For the final, I was placed into the “sounding” group, where ideas of sound, in its musical and acoustic dimensions become a part of the larger conversation of the COVID-19 pandemic. From the last time that I wrote concerning my final paper, the general content of my work has not changed, but rather garnered a greater degree of precision and purpose, as I work toward a final project as well as a written review of literature to accompany it.
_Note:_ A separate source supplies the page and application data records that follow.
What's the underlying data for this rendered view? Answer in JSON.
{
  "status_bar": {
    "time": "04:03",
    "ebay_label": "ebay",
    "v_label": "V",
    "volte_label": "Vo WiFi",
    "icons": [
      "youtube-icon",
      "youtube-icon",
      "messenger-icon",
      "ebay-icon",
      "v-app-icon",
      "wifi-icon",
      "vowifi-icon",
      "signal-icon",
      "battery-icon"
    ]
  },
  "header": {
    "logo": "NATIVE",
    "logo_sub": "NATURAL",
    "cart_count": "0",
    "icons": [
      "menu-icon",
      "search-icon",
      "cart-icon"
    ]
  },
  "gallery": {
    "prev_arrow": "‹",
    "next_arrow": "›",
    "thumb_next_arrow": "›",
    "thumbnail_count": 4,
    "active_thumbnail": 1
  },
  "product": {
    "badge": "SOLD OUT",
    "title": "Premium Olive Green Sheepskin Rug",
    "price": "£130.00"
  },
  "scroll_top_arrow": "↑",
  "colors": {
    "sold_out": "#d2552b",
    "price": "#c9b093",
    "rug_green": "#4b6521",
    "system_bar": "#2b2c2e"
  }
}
Following the guest lecture from Siddarth Ramakrishnan, the idea of perception particularly stuck with me. More specifically though, in his lecture was the topic of relative perception, where external factors such as culture, language, and geography influence our perception, as well as internal factors such as variation in individual neurology and biology. It was fascinating to hear about how when Japanese students count, the motor areas of their brain light up on an EEG because they learn to count on an abacus.
The sound of a ventilator, courtesy of Youtube, 2016
There are very few persisting, ancient traditions that are as fervently followed as the Chinese Zodiac, a twelve-year cycle with each year corresponding to a different animal. Of particular interest for further investigation, 2020 marks the first year of the calendar with the Year of the Rat.
In artist Haytham Nawar’s “Collective Bread Diaries: Cultural Identities in an Artificial Intelligence Framework,” bread takes on multiple roles that transcend its materiality and humility. Bread not only becomes a vehicle for staple nourishment, but a vehicle for the sustenance of civilization, economic prosperity, and social order.
It is without question that we live in a more interconnected world than ever, and now that physical connection and globalization are viewed as hazardous primary drivers for the velocity of viral spread, our digital connections have become essential for work, study, and social connectedness. However, the new role of digitized correspondence as the “exoskeleton” of society is not without an insidious underbelly.
Essential to the studies of both science and art is the topic of emergence - patterns emerge, and order emerges from the chaos inherent in the largeness of unfiltered data. The primary topic that has been discussed in the first part of class is the responses to the COVID-19 novel pandemic, ranging from ruminations on activism, bio-art and ethics, xenophobia, therapy, food, coping, zoonotic viruses, atmospheric conditions, and food hoarding.